DATA SUPPLIED:
- Opening Delimiter -

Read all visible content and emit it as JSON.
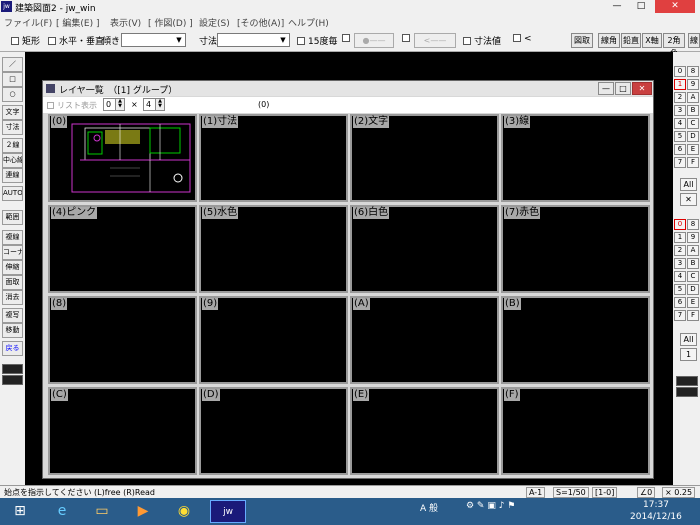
{
  "window": {
    "title": "建築図面2 - jw_win",
    "app_icon": "jw",
    "controls": {
      "minimize": "—",
      "maximize": "□",
      "close": "✕"
    }
  },
  "menu": [
    "ファイル(F)",
    "[ 編集(E) ]",
    "表示(V)",
    "[ 作図(D) ]",
    "設定(S)",
    "[その他(A)]",
    "ヘルプ(H)"
  ],
  "toolbar": {
    "rect": "矩形",
    "horiz_vert": "水平・垂直",
    "tilt_label": "傾き",
    "dim_label": "寸法",
    "deg15": "15度毎",
    "ghost1": "●——",
    "ghost2": "<——",
    "dim_value": "寸法値",
    "lt": "<",
    "btn_cancel": "図取",
    "btn_line": "線角",
    "btn_perp": "鉛直",
    "btn_x": "X軸",
    "btn_2": "2角角",
    "btn_wire": "線"
  },
  "left_tools": [
    {
      "label": "／",
      "selected": false
    },
    {
      "label": "□",
      "selected": false
    },
    {
      "label": "○",
      "selected": false
    },
    {
      "label": "文字",
      "selected": false
    },
    {
      "label": "寸法",
      "selected": false
    },
    {
      "label": "２線",
      "selected": false
    },
    {
      "label": "中心線",
      "selected": false
    },
    {
      "label": "連線",
      "selected": false
    },
    {
      "label": "AUTO",
      "selected": false
    },
    {
      "label": "範囲",
      "selected": false
    },
    {
      "label": "複線",
      "selected": false
    },
    {
      "label": "コーナー",
      "selected": false
    },
    {
      "label": "伸縮",
      "selected": false
    },
    {
      "label": "面取",
      "selected": false
    },
    {
      "label": "消去",
      "selected": false
    },
    {
      "label": "複写",
      "selected": false
    },
    {
      "label": "移動",
      "selected": false
    },
    {
      "label": "戻る",
      "selected": true
    }
  ],
  "right_layers_top": [
    [
      "0",
      "8"
    ],
    [
      "1",
      "9"
    ],
    [
      "2",
      "A"
    ],
    [
      "3",
      "B"
    ],
    [
      "4",
      "C"
    ],
    [
      "5",
      "D"
    ],
    [
      "6",
      "E"
    ],
    [
      "7",
      "F"
    ]
  ],
  "right_layers_bottom": [
    [
      "0",
      "8"
    ],
    [
      "1",
      "9"
    ],
    [
      "2",
      "A"
    ],
    [
      "3",
      "B"
    ],
    [
      "4",
      "C"
    ],
    [
      "5",
      "D"
    ],
    [
      "6",
      "E"
    ],
    [
      "7",
      "F"
    ]
  ],
  "right_all": "All",
  "right_x": "✕",
  "right_all2": "All",
  "right_one": "1",
  "dialog": {
    "title": "レイヤ一覧　（[1] グループ）",
    "list_display": "リスト表示",
    "spin1": "0",
    "times": "×",
    "spin2": "4",
    "header_zero": "(0)",
    "controls": {
      "minimize": "—",
      "maximize": "□",
      "close": "✕"
    },
    "cells": [
      "(0)",
      "(1)寸法",
      "(2)文字",
      "(3)線",
      "(4)ピンク",
      "(5)水色",
      "(6)白色",
      "(7)赤色",
      "(8)",
      "(9)",
      "(A)",
      "(B)",
      "(C)",
      "(D)",
      "(E)",
      "(F)"
    ]
  },
  "status": {
    "prompt": "始点を指示してください (L)free (R)Read",
    "paper": "A-1",
    "scale": "S=1/50",
    "layer": "[1-0]",
    "angle": "∠0",
    "zoom": "× 0.25"
  },
  "taskbar": {
    "ime": "A 般",
    "time": "17:37",
    "date": "2014/12/16"
  },
  "colors": {
    "cad_bg": "#000000",
    "taskbar": "#2a5c8a",
    "selected_text": "#0000ff",
    "layer_red": "#dd0000"
  }
}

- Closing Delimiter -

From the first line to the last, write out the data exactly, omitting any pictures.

Read all visible content and emit it as JSON.
{
  "window": {
    "title": "建築図面2 - jw_win",
    "app_icon": "jw",
    "controls": {
      "minimize": "—",
      "maximize": "□",
      "close": "✕"
    }
  },
  "menu": [
    "ファイル(F)",
    "[ 編集(E) ]",
    "表示(V)",
    "[ 作図(D) ]",
    "設定(S)",
    "[その他(A)]",
    "ヘルプ(H)"
  ],
  "toolbar": {
    "rect": "矩形",
    "horiz_vert": "水平・垂直",
    "tilt_label": "傾き",
    "dim_label": "寸法",
    "deg15": "15度毎",
    "ghost1": "●——",
    "ghost2": "<——",
    "dim_value": "寸法値",
    "lt": "<",
    "btn_cancel": "図取",
    "btn_line": "線角",
    "btn_perp": "鉛直",
    "btn_x": "X軸",
    "btn_2": "2角角",
    "btn_wire": "線"
  },
  "left_tools": [
    {
      "label": "／",
      "selected": false
    },
    {
      "label": "□",
      "selected": false
    },
    {
      "label": "○",
      "selected": false
    },
    {
      "label": "文字",
      "selected": false
    },
    {
      "label": "寸法",
      "selected": false
    },
    {
      "label": "２線",
      "selected": false
    },
    {
      "label": "中心線",
      "selected": false
    },
    {
      "label": "連線",
      "selected": false
    },
    {
      "label": "AUTO",
      "selected": false
    },
    {
      "label": "範囲",
      "selected": false
    },
    {
      "label": "複線",
      "selected": false
    },
    {
      "label": "コーナー",
      "selected": false
    },
    {
      "label": "伸縮",
      "selected": false
    },
    {
      "label": "面取",
      "selected": false
    },
    {
      "label": "消去",
      "selected": false
    },
    {
      "label": "複写",
      "selected": false
    },
    {
      "label": "移動",
      "selected": false
    },
    {
      "label": "戻る",
      "selected": true
    }
  ],
  "right_layers_top": [
    [
      "0",
      "8"
    ],
    [
      "1",
      "9"
    ],
    [
      "2",
      "A"
    ],
    [
      "3",
      "B"
    ],
    [
      "4",
      "C"
    ],
    [
      "5",
      "D"
    ],
    [
      "6",
      "E"
    ],
    [
      "7",
      "F"
    ]
  ],
  "right_layers_bottom": [
    [
      "0",
      "8"
    ],
    [
      "1",
      "9"
    ],
    [
      "2",
      "A"
    ],
    [
      "3",
      "B"
    ],
    [
      "4",
      "C"
    ],
    [
      "5",
      "D"
    ],
    [
      "6",
      "E"
    ],
    [
      "7",
      "F"
    ]
  ],
  "right_all": "All",
  "right_x": "✕",
  "right_all2": "All",
  "right_one": "1",
  "dialog": {
    "title": "レイヤ一覧　（[1] グループ）",
    "list_display": "リスト表示",
    "spin1": "0",
    "times": "×",
    "spin2": "4",
    "header_zero": "(0)",
    "controls": {
      "minimize": "—",
      "maximize": "□",
      "close": "✕"
    },
    "cells": [
      "(0)",
      "(1)寸法",
      "(2)文字",
      "(3)線",
      "(4)ピンク",
      "(5)水色",
      "(6)白色",
      "(7)赤色",
      "(8)",
      "(9)",
      "(A)",
      "(B)",
      "(C)",
      "(D)",
      "(E)",
      "(F)"
    ]
  },
  "status": {
    "prompt": "始点を指示してください (L)free (R)Read",
    "paper": "A-1",
    "scale": "S=1/50",
    "layer": "[1-0]",
    "angle": "∠0",
    "zoom": "× 0.25"
  },
  "taskbar": {
    "ime": "A 般",
    "time": "17:37",
    "date": "2014/12/16"
  },
  "colors": {
    "cad_bg": "#000000",
    "taskbar": "#2a5c8a",
    "selected_text": "#0000ff",
    "layer_red": "#dd0000"
  }
}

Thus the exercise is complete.